Last month, Fiona Fisher spoke of her worries that a no-deal Brexit could halt supplies of drugs to her severely disabled son Jonathan.
The 25-year-old from Dunfermline suffers from the rare genetic disorder Lowe Syndrome and needs round-the-clock care.
Three of six medications on which he relies are made in the EU and she said no one could give her guarantees supply would not be affected.
She admits to being panicky as a trip to pick up a repeat prescription revealed a problem this week.
“His repeat prescription was due and my husband Alan went to collect it but the chemist is apparently having difficulty sourcing the Epilim.
“This is sodium valproate for his epilepsy.”
She is most worried about an anti-epilepsy drug, as any change could have a serious impact on Jonathan’s health.

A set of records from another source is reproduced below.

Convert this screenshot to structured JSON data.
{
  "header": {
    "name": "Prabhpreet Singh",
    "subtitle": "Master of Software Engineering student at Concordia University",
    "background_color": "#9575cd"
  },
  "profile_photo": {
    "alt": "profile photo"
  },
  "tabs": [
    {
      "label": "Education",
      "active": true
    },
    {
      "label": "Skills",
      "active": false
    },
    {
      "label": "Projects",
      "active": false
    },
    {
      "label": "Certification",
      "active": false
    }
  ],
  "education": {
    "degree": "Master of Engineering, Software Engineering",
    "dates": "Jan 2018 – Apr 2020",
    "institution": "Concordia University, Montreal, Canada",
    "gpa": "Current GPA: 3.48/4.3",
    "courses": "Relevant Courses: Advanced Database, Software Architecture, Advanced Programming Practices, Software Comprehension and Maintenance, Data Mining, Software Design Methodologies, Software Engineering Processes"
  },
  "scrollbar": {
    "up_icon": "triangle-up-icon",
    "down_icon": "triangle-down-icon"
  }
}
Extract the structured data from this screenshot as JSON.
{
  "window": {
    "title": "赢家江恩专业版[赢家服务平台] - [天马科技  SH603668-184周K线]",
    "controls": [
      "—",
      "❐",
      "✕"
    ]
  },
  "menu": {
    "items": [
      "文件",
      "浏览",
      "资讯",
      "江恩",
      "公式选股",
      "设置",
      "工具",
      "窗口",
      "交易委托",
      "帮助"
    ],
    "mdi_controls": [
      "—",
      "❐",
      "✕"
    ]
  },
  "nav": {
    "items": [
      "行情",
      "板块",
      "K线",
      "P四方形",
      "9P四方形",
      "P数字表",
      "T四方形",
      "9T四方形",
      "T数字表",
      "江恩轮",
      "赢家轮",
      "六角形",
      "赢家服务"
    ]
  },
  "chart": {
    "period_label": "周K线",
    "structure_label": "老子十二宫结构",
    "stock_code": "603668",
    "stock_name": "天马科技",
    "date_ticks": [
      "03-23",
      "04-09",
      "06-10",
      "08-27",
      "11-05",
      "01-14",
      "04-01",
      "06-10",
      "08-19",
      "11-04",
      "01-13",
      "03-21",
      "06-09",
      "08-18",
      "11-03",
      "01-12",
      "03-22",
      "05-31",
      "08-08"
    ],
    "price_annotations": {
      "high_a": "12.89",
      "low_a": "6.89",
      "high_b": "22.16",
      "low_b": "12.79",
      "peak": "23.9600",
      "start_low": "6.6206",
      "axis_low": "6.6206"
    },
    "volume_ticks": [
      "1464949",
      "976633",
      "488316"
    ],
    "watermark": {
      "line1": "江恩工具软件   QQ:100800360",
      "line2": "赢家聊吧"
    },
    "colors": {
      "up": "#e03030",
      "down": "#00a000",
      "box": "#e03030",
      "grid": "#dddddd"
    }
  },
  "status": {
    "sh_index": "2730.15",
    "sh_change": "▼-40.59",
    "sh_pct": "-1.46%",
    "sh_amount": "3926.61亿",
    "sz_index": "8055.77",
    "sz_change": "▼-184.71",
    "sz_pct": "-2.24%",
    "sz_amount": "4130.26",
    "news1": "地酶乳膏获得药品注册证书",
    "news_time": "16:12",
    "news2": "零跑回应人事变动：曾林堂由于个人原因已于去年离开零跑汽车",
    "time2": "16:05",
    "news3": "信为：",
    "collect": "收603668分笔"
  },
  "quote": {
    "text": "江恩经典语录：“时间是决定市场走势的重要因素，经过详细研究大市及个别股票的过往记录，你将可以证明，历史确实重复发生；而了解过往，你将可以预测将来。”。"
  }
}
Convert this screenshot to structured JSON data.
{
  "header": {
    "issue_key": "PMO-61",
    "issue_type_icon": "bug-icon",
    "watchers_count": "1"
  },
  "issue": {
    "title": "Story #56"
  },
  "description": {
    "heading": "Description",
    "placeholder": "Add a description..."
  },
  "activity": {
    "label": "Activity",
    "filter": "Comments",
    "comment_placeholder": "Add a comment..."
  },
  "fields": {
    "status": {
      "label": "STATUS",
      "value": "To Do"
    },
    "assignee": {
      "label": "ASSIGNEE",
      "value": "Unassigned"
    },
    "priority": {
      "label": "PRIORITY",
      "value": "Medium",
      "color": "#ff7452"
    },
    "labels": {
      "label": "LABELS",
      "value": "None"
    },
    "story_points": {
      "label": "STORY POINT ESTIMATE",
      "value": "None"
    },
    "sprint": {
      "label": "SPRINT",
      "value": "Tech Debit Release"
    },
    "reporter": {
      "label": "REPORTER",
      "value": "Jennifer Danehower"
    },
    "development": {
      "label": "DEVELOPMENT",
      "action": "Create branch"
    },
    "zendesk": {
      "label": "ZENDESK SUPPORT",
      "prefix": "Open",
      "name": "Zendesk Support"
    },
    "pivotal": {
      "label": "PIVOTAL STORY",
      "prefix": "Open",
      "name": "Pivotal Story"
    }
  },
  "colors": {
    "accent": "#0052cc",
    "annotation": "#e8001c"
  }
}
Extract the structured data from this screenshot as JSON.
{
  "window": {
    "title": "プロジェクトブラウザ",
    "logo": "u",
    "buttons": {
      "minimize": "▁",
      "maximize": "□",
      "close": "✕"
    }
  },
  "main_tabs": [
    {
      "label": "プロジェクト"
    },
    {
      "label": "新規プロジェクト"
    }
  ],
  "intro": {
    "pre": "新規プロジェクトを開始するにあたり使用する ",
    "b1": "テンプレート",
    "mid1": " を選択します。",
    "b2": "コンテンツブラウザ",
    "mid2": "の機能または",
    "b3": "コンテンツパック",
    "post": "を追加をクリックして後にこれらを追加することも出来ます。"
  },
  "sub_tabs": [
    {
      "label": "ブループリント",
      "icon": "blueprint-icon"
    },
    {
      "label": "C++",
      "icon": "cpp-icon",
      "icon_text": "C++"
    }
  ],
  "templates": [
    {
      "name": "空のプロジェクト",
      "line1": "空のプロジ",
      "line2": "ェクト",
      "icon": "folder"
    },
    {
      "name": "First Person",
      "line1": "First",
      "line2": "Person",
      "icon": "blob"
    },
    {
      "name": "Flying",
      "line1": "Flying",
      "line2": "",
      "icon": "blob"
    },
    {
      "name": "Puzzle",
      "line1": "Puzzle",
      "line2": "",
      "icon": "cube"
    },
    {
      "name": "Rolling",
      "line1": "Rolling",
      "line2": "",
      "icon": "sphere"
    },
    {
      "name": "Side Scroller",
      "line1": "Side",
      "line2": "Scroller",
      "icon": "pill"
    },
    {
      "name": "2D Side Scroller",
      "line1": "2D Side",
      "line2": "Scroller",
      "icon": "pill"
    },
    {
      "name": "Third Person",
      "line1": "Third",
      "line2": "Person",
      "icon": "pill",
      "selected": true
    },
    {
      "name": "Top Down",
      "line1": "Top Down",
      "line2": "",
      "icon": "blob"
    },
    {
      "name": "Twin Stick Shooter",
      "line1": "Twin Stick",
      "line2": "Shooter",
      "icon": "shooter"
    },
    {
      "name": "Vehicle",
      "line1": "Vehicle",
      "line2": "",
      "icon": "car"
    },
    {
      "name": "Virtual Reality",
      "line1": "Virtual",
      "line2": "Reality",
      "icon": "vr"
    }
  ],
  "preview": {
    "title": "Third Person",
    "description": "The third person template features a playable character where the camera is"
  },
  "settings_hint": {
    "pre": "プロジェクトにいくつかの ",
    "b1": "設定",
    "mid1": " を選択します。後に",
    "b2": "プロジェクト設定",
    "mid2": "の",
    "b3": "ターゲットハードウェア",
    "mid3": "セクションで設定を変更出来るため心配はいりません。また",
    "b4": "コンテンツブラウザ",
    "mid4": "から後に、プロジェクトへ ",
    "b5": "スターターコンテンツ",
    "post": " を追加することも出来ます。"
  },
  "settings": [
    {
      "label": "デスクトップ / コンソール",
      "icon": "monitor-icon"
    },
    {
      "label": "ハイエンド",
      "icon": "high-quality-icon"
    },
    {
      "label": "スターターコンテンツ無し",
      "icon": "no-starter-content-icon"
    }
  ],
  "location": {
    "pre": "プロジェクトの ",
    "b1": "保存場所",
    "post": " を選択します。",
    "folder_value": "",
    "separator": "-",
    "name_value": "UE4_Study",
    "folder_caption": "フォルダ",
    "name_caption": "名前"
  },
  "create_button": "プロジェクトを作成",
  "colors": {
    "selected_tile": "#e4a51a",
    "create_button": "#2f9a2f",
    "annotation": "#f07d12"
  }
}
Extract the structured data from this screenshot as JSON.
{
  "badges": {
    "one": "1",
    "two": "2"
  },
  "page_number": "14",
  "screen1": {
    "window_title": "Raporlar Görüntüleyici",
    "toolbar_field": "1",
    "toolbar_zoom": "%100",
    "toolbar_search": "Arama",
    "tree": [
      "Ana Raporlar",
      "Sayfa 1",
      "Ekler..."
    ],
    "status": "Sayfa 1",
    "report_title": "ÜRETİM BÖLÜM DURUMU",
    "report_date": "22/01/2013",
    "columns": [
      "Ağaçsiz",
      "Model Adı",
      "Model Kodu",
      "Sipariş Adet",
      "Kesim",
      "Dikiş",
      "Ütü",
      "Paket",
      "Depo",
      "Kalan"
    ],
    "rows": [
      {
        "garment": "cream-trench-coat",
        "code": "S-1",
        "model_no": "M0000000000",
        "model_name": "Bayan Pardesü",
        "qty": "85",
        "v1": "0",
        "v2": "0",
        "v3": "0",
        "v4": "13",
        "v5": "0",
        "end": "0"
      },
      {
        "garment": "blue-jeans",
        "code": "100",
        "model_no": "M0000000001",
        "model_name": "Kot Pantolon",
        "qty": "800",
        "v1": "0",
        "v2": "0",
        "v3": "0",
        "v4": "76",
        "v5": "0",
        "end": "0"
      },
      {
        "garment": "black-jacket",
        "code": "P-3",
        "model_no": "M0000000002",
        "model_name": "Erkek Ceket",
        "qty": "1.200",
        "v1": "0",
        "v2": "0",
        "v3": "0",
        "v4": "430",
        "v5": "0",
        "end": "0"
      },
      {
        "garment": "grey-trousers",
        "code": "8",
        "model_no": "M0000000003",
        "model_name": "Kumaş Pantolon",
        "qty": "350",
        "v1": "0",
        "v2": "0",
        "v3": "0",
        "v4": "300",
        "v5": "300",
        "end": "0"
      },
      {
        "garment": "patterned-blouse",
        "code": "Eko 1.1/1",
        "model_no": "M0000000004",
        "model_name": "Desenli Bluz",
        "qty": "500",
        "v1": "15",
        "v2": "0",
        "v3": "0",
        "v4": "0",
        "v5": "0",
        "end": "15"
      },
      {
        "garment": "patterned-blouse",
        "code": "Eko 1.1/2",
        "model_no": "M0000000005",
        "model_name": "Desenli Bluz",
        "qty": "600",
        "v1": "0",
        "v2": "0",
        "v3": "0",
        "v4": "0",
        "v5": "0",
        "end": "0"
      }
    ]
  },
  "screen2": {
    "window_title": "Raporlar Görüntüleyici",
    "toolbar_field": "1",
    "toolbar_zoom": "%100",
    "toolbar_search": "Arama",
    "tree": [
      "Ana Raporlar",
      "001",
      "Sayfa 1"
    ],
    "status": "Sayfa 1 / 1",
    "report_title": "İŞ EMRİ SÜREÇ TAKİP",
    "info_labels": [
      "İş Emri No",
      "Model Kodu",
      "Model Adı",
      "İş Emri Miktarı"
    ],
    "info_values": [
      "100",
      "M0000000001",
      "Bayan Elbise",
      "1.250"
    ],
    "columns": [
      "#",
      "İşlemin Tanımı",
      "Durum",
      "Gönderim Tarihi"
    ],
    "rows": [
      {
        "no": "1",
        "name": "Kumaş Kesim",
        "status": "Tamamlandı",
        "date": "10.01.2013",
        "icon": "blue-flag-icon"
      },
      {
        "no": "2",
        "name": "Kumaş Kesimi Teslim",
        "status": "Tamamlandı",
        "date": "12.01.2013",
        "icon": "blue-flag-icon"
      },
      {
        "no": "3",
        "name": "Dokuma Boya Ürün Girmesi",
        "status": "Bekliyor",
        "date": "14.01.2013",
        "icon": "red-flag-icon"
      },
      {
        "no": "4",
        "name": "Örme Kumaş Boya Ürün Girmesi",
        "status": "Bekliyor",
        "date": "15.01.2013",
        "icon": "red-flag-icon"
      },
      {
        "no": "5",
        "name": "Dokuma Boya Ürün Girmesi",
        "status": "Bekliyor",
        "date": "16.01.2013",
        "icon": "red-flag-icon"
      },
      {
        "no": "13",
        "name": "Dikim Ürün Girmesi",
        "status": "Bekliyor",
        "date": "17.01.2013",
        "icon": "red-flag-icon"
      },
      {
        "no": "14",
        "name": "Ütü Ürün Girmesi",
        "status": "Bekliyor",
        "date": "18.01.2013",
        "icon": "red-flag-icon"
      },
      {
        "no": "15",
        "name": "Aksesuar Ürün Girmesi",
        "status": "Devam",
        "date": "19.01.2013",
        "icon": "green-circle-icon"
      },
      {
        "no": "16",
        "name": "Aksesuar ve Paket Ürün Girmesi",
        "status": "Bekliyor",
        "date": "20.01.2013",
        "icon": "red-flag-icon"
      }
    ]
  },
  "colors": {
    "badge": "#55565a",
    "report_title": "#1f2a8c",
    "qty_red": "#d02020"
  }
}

Because of Jonathan’s profound difficulties, it is administered in sugar-free syrup form.
“The pharmacist offered a sugared one.
“What can you do but accept it? We cannot say no, even though we are not 100% sure how it will affect him.”
There is no way of knowing how even subtle changes to Jonathan’s medication will impact on him and in the past his parents have made decisions about his healthcare routine.
Fiona said: “Now, it’s not our choice – we might have to resort of other medicines.
“What happens if the next prescription – which is due just before Brexit – comes and other things are unavailable?
“This is a horrible feeling – and it must be happening to people up and down the country.”
A Department of Health and Social Care spokeswoman said: “Sanofi has confirmed there are currently stocks of Epilim Liquid in the UK.
“Should patients have any issues in obtaining their medicines they should contact their pharmacist who can contact Sanofi directly to resolve the issue.
“We want to reassure the public that we are working closely with partners across the health and care system and industry to take all appropriate steps to prepare for Brexit on October 31, whatever the circumstances.
“Our robust plans should help ensure the supply of medicines and medical products remains uninterrupted.”